**** RECORD SET

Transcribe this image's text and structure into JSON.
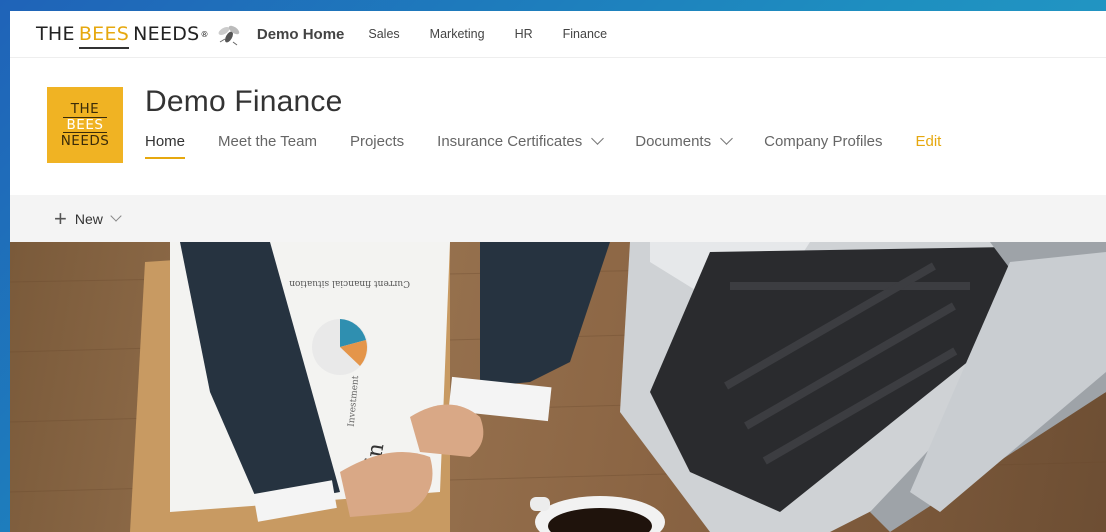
{
  "hub": {
    "brand": {
      "part1": "THE",
      "part2": "BEES",
      "part3": "NEEDS",
      "mark": "®"
    },
    "links": [
      "Demo Home",
      "Sales",
      "Marketing",
      "HR",
      "Finance"
    ]
  },
  "site": {
    "logo_lines": [
      "THE",
      "BEES",
      "NEEDS"
    ],
    "title": "Demo Finance",
    "nav": [
      {
        "label": "Home",
        "active": true,
        "dropdown": false
      },
      {
        "label": "Meet the Team",
        "active": false,
        "dropdown": false
      },
      {
        "label": "Projects",
        "active": false,
        "dropdown": false
      },
      {
        "label": "Insurance Certificates",
        "active": false,
        "dropdown": true
      },
      {
        "label": "Documents",
        "active": false,
        "dropdown": true
      },
      {
        "label": "Company Profiles",
        "active": false,
        "dropdown": false
      }
    ],
    "edit_label": "Edit"
  },
  "commandbar": {
    "new_label": "New"
  },
  "hero": {
    "paper_text": [
      "Current financial situation",
      "Fin",
      "Investment"
    ]
  },
  "colors": {
    "accent": "#e6a80f",
    "logo_bg": "#f0b323",
    "page_bg": "#1f63b8"
  }
}
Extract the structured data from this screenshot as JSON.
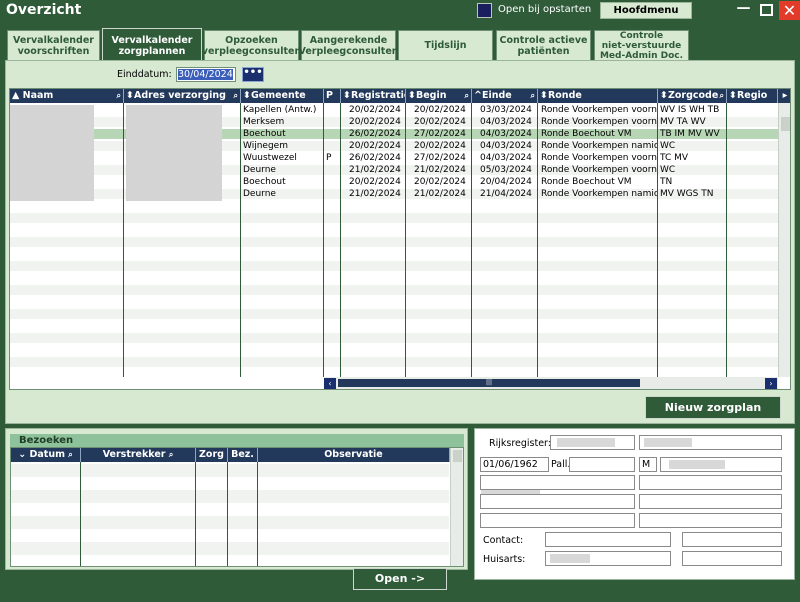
{
  "window": {
    "title": "Overzicht",
    "open_bij_opstarten_label": "Open bij opstarten",
    "hoofdmenu_label": "Hoofdmenu",
    "minimize_glyph": "—",
    "close_glyph": "✕"
  },
  "tabs": [
    {
      "line1": "Vervalkalender",
      "line2": "voorschriften",
      "active": false
    },
    {
      "line1": "Vervalkalender",
      "line2": "zorgplannen",
      "active": true
    },
    {
      "line1": "Opzoeken",
      "line2": "verpleegconsulten",
      "active": false
    },
    {
      "line1": "Aangerekende",
      "line2": "Verpleegconsulten",
      "active": false
    },
    {
      "line1": "Tijdslijn",
      "line2": "",
      "active": false
    },
    {
      "line1": "Controle actieve",
      "line2": "patiënten",
      "active": false
    },
    {
      "line1": "Controle",
      "line2": "niet-verstuurde",
      "line3": "Med-Admin Doc.",
      "active": false
    }
  ],
  "filter": {
    "einddatum_label": "Einddatum:",
    "einddatum_value": "30/04/2024",
    "dots_label": "•••"
  },
  "grid": {
    "columns": {
      "naam": "Naam",
      "adres": "Adres verzorging",
      "gemeente": "Gemeente",
      "p": "P",
      "registratie": "Registratie",
      "begin": "Begin",
      "einde": "Einde",
      "ronde": "Ronde",
      "zorgcode": "Zorgcode",
      "regio": "Regio"
    },
    "rows": [
      {
        "gemeente": "Kapellen (Antw.)",
        "p": "",
        "registratie": "20/02/2024",
        "begin": "20/02/2024",
        "einde": "03/03/2024",
        "ronde": "Ronde Voorkempen voorn",
        "zorgcode": "WV IS WH TB"
      },
      {
        "gemeente": "Merksem",
        "p": "",
        "registratie": "20/02/2024",
        "begin": "20/02/2024",
        "einde": "04/03/2024",
        "ronde": "Ronde Voorkempen voorn",
        "zorgcode": "MV TA WV"
      },
      {
        "gemeente": "Boechout",
        "p": "",
        "registratie": "26/02/2024",
        "begin": "27/02/2024",
        "einde": "04/03/2024",
        "ronde": "Ronde Boechout VM",
        "zorgcode": "TB IM MV WV"
      },
      {
        "gemeente": "Wijnegem",
        "p": "",
        "registratie": "20/02/2024",
        "begin": "20/02/2024",
        "einde": "04/03/2024",
        "ronde": "Ronde Voorkempen namic",
        "zorgcode": "WC"
      },
      {
        "gemeente": "Wuustwezel",
        "p": "P",
        "registratie": "26/02/2024",
        "begin": "27/02/2024",
        "einde": "04/03/2024",
        "ronde": "Ronde Voorkempen voorn",
        "zorgcode": "TC MV"
      },
      {
        "gemeente": "Deurne",
        "p": "",
        "registratie": "21/02/2024",
        "begin": "21/02/2024",
        "einde": "05/03/2024",
        "ronde": "Ronde Voorkempen voorn",
        "zorgcode": "WC"
      },
      {
        "gemeente": "Boechout",
        "p": "",
        "registratie": "20/02/2024",
        "begin": "20/02/2024",
        "einde": "20/04/2024",
        "ronde": "Ronde Boechout VM",
        "zorgcode": "TN"
      },
      {
        "gemeente": "Deurne",
        "p": "",
        "registratie": "21/02/2024",
        "begin": "21/02/2024",
        "einde": "21/04/2024",
        "ronde": "Ronde Voorkempen namic",
        "zorgcode": "MV WGS TN"
      }
    ],
    "selected_row": 2,
    "hscroll_thumb": "|||"
  },
  "nieuw_zorgplan_label": "Nieuw zorgplan",
  "bezoeken": {
    "title": "Bezoeken",
    "columns": {
      "datum": "Datum",
      "verstrekker": "Verstrekker",
      "zorg": "Zorg",
      "bez": "Bez.",
      "observatie": "Observatie"
    }
  },
  "open_label": "Open ->",
  "patient": {
    "rijksregister_label": "Rijksregister:",
    "birthdate": "01/06/1962",
    "pall_label": "Pall.",
    "gender": "M",
    "contact_label": "Contact:",
    "huisarts_label": "Huisarts:"
  }
}
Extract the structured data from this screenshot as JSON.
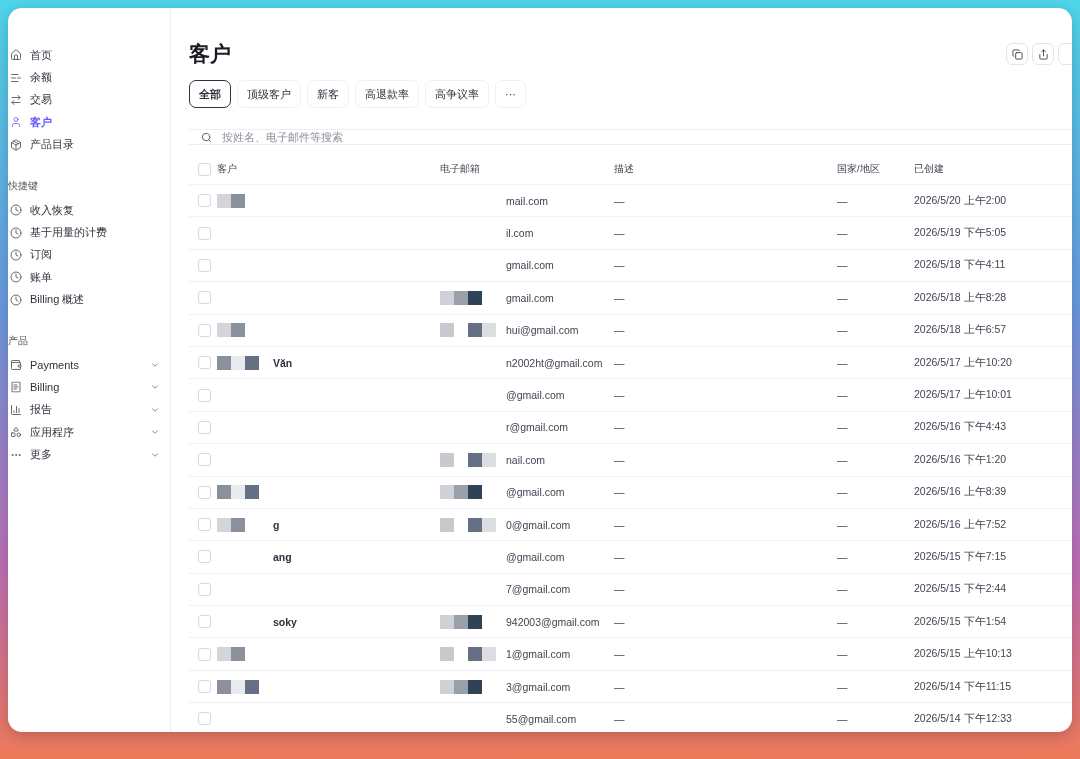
{
  "sidebar": {
    "main_items": [
      {
        "label": "首页",
        "selected": false
      },
      {
        "label": "余额",
        "selected": false
      },
      {
        "label": "交易",
        "selected": false
      },
      {
        "label": "客户",
        "selected": true
      },
      {
        "label": "产品目录",
        "selected": false
      }
    ],
    "sections": [
      {
        "title": "快捷键",
        "items": [
          {
            "label": "收入恢复",
            "selected": false
          },
          {
            "label": "基于用量的计费",
            "selected": false
          },
          {
            "label": "订阅",
            "selected": false
          },
          {
            "label": "账单",
            "selected": false
          },
          {
            "label": "Billing 概述",
            "selected": false
          }
        ]
      },
      {
        "title": "产品",
        "items": [
          {
            "label": "Payments",
            "selected": false,
            "expanded": false
          },
          {
            "label": "Billing",
            "selected": false,
            "expanded": false
          },
          {
            "label": "报告",
            "selected": false,
            "expanded": false
          },
          {
            "label": "应用程序",
            "selected": false,
            "expanded": false
          },
          {
            "label": "更多",
            "selected": false,
            "expanded": false
          }
        ]
      }
    ]
  },
  "page": {
    "title": "客户",
    "tabs": [
      {
        "label": "全部",
        "selected": true
      },
      {
        "label": "顶级客户",
        "selected": false
      },
      {
        "label": "新客",
        "selected": false
      },
      {
        "label": "高退款率",
        "selected": false
      },
      {
        "label": "高争议率",
        "selected": false
      },
      {
        "label": "···",
        "selected": false
      }
    ],
    "search": {
      "placeholder": "按姓名、电子邮件等搜索"
    },
    "table": {
      "columns": [
        "客户",
        "电子邮箱",
        "描述",
        "国家/地区",
        "已创建"
      ],
      "all_checked": false,
      "rows": [
        {
          "checked": false,
          "customer": "",
          "name_mosaic": true,
          "email": "mail.com",
          "email_mosaic": false,
          "description": "—",
          "country": "—",
          "created": "2026/5/20 上午2:00"
        },
        {
          "checked": false,
          "customer": "",
          "name_mosaic": false,
          "email": "il.com",
          "email_mosaic": false,
          "description": "—",
          "country": "—",
          "created": "2026/5/19 下午5:05"
        },
        {
          "checked": false,
          "customer": "",
          "name_mosaic": false,
          "email": "gmail.com",
          "email_mosaic": false,
          "description": "—",
          "country": "—",
          "created": "2026/5/18 下午4:11"
        },
        {
          "checked": false,
          "customer": "",
          "name_mosaic": false,
          "email": "gmail.com",
          "email_mosaic": true,
          "description": "—",
          "country": "—",
          "created": "2026/5/18 上午8:28"
        },
        {
          "checked": false,
          "customer": "",
          "name_mosaic": true,
          "email": "hui@gmail.com",
          "email_mosaic": true,
          "description": "—",
          "country": "—",
          "created": "2026/5/18 上午6:57"
        },
        {
          "checked": false,
          "customer": "Văn",
          "name_mosaic": true,
          "email": "n2002ht@gmail.com",
          "email_mosaic": false,
          "description": "—",
          "country": "—",
          "created": "2026/5/17 上午10:20"
        },
        {
          "checked": false,
          "customer": "",
          "name_mosaic": false,
          "email": "@gmail.com",
          "email_mosaic": false,
          "description": "—",
          "country": "—",
          "created": "2026/5/17 上午10:01"
        },
        {
          "checked": false,
          "customer": "",
          "name_mosaic": false,
          "email": "r@gmail.com",
          "email_mosaic": false,
          "description": "—",
          "country": "—",
          "created": "2026/5/16 下午4:43"
        },
        {
          "checked": false,
          "customer": "",
          "name_mosaic": false,
          "email": "nail.com",
          "email_mosaic": true,
          "description": "—",
          "country": "—",
          "created": "2026/5/16 下午1:20"
        },
        {
          "checked": false,
          "customer": "",
          "name_mosaic": true,
          "email": "@gmail.com",
          "email_mosaic": true,
          "description": "—",
          "country": "—",
          "created": "2026/5/16 上午8:39"
        },
        {
          "checked": false,
          "customer": "g",
          "name_mosaic": true,
          "email": "0@gmail.com",
          "email_mosaic": true,
          "description": "—",
          "country": "—",
          "created": "2026/5/16 上午7:52"
        },
        {
          "checked": false,
          "customer": "ang",
          "name_mosaic": false,
          "email": "@gmail.com",
          "email_mosaic": false,
          "description": "—",
          "country": "—",
          "created": "2026/5/15 下午7:15"
        },
        {
          "checked": false,
          "customer": "",
          "name_mosaic": false,
          "email": "7@gmail.com",
          "email_mosaic": false,
          "description": "—",
          "country": "—",
          "created": "2026/5/15 下午2:44"
        },
        {
          "checked": false,
          "customer": "soky",
          "name_mosaic": false,
          "email": "942003@gmail.com",
          "email_mosaic": true,
          "description": "—",
          "country": "—",
          "created": "2026/5/15 下午1:54"
        },
        {
          "checked": false,
          "customer": "",
          "name_mosaic": true,
          "email": "1@gmail.com",
          "email_mosaic": true,
          "description": "—",
          "country": "—",
          "created": "2026/5/15 上午10:13"
        },
        {
          "checked": false,
          "customer": "",
          "name_mosaic": true,
          "email": "3@gmail.com",
          "email_mosaic": true,
          "description": "—",
          "country": "—",
          "created": "2026/5/14 下午11:15"
        },
        {
          "checked": false,
          "customer": "",
          "name_mosaic": false,
          "email": "55@gmail.com",
          "email_mosaic": false,
          "description": "—",
          "country": "—",
          "created": "2026/5/14 下午12:33"
        }
      ]
    }
  }
}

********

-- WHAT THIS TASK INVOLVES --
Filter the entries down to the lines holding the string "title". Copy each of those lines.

-- SOLUTION --
    "title": "Demo Finance",
    "title": "Overzicht",
    "title": "Bezoeken",
        "title": "快捷键",
        "title": "产品",
    "title": "客户",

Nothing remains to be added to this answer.